[Dataset excerpts]
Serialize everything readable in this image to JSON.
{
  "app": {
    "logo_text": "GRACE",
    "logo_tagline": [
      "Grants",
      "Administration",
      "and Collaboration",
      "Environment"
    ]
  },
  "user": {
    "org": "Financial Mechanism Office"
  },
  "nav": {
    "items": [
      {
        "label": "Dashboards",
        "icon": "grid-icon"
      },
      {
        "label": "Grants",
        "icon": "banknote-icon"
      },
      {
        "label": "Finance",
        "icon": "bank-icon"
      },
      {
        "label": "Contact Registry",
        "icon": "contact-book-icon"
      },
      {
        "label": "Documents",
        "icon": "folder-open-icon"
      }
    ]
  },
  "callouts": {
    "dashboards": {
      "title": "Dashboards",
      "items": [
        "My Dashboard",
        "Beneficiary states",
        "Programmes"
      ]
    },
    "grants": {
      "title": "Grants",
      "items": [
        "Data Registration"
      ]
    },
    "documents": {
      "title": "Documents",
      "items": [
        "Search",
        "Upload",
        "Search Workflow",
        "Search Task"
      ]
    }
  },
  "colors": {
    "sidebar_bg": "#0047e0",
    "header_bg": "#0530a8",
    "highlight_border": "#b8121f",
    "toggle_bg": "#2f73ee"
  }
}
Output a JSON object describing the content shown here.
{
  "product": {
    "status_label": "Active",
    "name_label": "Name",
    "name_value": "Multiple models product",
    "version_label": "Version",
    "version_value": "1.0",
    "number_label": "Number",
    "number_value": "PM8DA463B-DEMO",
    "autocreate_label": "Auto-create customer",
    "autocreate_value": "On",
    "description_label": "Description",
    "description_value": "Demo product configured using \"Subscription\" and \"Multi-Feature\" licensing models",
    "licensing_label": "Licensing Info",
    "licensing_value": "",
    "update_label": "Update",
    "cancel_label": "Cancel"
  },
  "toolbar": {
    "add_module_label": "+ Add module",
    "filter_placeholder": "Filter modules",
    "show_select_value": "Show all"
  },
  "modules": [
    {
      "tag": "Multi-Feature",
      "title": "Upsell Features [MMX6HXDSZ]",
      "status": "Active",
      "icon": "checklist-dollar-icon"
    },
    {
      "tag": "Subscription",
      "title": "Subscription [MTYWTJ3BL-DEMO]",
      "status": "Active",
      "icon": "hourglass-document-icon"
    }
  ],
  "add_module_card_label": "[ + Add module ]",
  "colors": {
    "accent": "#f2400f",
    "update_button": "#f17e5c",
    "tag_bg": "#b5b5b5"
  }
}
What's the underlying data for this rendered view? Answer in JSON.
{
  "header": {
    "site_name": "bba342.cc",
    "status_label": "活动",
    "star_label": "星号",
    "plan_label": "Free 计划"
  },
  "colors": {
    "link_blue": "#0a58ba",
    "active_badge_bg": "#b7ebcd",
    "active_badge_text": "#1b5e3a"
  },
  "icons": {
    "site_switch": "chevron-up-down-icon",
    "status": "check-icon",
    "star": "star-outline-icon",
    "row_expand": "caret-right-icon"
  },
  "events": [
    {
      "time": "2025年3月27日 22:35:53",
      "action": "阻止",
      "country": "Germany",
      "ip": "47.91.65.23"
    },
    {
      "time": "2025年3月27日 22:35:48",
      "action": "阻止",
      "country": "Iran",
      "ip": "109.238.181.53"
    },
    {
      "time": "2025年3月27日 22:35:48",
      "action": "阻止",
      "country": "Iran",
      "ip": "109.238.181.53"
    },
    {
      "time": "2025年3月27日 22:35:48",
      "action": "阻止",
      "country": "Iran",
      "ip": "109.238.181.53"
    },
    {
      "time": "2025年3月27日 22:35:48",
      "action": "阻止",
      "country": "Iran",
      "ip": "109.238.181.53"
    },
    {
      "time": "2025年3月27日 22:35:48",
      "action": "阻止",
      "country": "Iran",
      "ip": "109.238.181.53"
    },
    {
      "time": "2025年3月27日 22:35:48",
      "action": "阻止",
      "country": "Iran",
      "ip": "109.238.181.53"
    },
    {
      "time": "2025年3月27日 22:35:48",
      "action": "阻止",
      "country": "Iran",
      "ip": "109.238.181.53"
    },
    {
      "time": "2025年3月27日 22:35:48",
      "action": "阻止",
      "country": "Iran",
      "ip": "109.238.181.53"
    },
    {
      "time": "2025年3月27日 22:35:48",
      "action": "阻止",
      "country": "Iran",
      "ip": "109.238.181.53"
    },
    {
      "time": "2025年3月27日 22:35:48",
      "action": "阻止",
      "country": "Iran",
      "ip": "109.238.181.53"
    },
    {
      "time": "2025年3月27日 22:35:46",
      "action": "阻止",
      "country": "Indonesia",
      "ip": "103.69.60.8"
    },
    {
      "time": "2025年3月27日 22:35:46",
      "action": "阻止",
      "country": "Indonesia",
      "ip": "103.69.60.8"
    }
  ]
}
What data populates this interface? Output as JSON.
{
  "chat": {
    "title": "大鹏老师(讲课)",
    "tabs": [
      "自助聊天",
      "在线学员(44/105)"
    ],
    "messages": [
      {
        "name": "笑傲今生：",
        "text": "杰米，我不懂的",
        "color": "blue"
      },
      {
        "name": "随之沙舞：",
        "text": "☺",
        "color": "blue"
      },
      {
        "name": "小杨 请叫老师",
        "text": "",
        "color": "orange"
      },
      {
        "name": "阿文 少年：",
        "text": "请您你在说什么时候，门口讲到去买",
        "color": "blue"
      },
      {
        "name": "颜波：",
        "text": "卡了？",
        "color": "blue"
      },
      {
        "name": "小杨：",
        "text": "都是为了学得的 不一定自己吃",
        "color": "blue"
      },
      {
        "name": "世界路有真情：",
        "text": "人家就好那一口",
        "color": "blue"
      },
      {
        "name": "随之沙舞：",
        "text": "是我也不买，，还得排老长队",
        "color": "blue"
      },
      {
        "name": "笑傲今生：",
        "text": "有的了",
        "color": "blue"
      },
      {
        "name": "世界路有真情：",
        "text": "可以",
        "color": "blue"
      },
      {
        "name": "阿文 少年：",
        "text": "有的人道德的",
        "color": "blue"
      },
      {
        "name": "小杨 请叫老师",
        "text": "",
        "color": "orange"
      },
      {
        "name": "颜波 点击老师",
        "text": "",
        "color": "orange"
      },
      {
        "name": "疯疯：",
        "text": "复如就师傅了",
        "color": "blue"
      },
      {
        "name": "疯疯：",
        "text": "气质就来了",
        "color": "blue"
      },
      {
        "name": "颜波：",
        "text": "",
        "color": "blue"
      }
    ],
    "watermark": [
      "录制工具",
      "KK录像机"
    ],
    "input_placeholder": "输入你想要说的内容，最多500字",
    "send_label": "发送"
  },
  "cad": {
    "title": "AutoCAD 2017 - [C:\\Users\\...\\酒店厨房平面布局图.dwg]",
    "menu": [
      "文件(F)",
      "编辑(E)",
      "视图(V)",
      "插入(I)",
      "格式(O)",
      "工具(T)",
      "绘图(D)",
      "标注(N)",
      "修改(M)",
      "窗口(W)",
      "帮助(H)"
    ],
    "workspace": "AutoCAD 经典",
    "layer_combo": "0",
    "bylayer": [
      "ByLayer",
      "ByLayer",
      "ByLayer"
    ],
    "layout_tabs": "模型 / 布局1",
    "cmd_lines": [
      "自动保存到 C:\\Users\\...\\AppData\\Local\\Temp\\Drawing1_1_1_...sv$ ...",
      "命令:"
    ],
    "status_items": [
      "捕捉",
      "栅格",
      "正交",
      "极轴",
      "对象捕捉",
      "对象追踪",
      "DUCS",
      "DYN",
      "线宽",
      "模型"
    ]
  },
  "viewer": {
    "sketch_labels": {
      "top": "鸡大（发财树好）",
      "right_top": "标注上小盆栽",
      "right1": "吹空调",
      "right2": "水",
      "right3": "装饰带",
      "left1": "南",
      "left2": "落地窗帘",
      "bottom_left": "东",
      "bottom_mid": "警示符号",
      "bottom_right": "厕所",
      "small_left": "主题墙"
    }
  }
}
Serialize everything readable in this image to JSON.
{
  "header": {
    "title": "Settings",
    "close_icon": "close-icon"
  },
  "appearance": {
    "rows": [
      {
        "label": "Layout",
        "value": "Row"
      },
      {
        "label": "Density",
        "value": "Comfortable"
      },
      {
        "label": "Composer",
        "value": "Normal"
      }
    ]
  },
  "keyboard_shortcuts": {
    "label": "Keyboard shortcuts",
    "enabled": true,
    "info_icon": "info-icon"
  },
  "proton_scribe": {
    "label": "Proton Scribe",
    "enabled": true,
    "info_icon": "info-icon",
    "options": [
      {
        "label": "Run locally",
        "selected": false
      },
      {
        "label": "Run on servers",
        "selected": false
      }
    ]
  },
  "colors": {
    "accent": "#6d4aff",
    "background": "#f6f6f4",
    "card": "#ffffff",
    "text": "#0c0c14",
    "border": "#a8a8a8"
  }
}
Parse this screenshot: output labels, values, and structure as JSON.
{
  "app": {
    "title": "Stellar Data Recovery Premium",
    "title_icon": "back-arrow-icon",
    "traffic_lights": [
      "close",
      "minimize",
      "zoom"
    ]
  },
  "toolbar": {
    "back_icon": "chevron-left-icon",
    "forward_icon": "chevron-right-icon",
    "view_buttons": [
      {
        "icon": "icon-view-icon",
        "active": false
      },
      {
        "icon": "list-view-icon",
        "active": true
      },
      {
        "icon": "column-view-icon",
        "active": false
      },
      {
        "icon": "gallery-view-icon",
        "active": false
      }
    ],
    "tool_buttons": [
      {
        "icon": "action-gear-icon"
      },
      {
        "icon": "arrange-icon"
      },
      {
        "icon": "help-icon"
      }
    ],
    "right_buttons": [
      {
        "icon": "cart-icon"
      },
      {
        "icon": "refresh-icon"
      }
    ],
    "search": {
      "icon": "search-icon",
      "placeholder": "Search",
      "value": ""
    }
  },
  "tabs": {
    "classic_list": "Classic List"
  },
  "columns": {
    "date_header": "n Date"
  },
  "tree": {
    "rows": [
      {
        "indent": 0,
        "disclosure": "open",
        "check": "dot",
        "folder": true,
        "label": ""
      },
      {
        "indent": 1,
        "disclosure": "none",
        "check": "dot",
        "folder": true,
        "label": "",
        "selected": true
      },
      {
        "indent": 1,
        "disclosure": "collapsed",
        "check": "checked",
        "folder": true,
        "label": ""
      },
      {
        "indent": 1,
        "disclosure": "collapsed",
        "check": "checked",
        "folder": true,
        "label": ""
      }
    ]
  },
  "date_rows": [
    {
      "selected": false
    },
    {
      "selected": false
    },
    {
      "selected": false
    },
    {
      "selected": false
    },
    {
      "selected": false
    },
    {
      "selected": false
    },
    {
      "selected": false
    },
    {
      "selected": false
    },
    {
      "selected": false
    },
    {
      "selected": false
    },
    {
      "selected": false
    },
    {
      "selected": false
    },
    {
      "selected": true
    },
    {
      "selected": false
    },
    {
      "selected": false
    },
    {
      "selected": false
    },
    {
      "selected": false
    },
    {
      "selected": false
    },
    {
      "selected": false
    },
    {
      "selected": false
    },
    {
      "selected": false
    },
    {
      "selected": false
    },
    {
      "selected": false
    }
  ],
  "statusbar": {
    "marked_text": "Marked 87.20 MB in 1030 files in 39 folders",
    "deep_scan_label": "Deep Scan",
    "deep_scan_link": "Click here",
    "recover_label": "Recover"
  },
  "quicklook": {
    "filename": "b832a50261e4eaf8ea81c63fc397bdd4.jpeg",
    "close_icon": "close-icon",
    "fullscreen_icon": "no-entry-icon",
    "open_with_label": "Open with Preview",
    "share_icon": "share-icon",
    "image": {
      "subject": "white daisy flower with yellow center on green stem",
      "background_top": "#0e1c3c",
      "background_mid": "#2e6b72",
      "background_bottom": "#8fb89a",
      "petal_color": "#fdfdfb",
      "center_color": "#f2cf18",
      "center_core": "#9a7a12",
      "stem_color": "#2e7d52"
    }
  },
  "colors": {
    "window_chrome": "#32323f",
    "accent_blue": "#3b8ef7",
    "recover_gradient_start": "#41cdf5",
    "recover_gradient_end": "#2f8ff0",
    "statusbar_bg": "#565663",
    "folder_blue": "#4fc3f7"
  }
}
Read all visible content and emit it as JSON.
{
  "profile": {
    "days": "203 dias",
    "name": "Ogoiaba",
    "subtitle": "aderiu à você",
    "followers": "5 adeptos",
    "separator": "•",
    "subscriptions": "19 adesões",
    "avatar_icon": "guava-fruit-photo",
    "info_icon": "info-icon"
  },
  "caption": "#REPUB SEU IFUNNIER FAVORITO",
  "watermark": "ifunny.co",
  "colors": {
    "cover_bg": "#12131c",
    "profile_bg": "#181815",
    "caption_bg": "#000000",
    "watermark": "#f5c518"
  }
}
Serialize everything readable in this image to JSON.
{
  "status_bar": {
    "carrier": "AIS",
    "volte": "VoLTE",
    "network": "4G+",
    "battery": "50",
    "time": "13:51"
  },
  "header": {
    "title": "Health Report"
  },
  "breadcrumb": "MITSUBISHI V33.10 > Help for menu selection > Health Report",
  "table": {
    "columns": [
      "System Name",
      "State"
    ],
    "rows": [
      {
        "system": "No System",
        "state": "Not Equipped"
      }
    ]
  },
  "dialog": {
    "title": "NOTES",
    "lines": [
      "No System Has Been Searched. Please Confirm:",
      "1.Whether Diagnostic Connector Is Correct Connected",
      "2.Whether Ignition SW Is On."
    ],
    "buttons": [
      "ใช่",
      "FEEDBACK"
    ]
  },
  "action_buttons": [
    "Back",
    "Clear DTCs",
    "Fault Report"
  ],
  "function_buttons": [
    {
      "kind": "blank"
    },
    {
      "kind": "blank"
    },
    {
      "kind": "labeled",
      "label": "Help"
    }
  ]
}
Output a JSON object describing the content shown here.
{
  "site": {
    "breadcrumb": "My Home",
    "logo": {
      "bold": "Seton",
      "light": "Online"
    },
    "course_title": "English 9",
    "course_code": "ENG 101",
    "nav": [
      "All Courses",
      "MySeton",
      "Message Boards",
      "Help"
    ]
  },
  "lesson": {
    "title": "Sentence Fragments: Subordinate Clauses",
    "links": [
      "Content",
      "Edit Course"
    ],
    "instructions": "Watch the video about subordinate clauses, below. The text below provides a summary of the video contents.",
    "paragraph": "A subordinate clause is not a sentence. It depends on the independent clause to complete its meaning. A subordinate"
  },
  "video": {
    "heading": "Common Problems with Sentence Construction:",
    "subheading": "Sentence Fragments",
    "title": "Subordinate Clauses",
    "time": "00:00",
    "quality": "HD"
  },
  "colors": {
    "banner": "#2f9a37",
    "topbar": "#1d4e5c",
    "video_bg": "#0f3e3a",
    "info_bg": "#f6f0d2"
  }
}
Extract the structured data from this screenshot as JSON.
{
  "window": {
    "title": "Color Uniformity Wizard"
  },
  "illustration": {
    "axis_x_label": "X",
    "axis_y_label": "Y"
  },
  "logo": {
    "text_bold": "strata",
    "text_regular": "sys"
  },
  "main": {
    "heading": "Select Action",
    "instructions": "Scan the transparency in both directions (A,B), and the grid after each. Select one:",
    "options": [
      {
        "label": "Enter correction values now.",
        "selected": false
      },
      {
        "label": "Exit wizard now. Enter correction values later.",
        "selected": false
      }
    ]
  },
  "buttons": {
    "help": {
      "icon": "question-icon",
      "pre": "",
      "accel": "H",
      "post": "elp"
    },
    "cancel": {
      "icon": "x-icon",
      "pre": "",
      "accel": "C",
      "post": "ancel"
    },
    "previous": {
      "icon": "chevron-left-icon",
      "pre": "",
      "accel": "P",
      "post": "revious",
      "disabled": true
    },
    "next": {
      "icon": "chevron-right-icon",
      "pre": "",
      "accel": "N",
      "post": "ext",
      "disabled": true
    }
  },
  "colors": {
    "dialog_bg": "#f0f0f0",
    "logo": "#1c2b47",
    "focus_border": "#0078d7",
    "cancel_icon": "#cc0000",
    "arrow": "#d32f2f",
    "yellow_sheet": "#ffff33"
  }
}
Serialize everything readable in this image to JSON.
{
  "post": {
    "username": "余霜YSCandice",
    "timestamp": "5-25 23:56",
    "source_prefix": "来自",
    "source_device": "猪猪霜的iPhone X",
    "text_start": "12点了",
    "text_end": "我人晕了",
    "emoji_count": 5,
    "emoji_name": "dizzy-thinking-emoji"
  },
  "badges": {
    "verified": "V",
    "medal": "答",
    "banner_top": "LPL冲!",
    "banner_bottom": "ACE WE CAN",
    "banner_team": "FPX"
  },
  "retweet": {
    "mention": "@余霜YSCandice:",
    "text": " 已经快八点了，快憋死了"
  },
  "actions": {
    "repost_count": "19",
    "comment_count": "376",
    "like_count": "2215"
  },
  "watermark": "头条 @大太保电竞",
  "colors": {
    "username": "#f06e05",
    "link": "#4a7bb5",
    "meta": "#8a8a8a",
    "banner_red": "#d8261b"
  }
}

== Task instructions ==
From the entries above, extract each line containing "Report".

== Answer space ==
    "title": "Health Report"
  "breadcrumb": "MITSUBISHI V33.10 > Help for menu selection > Health Report",
    "Fault Report"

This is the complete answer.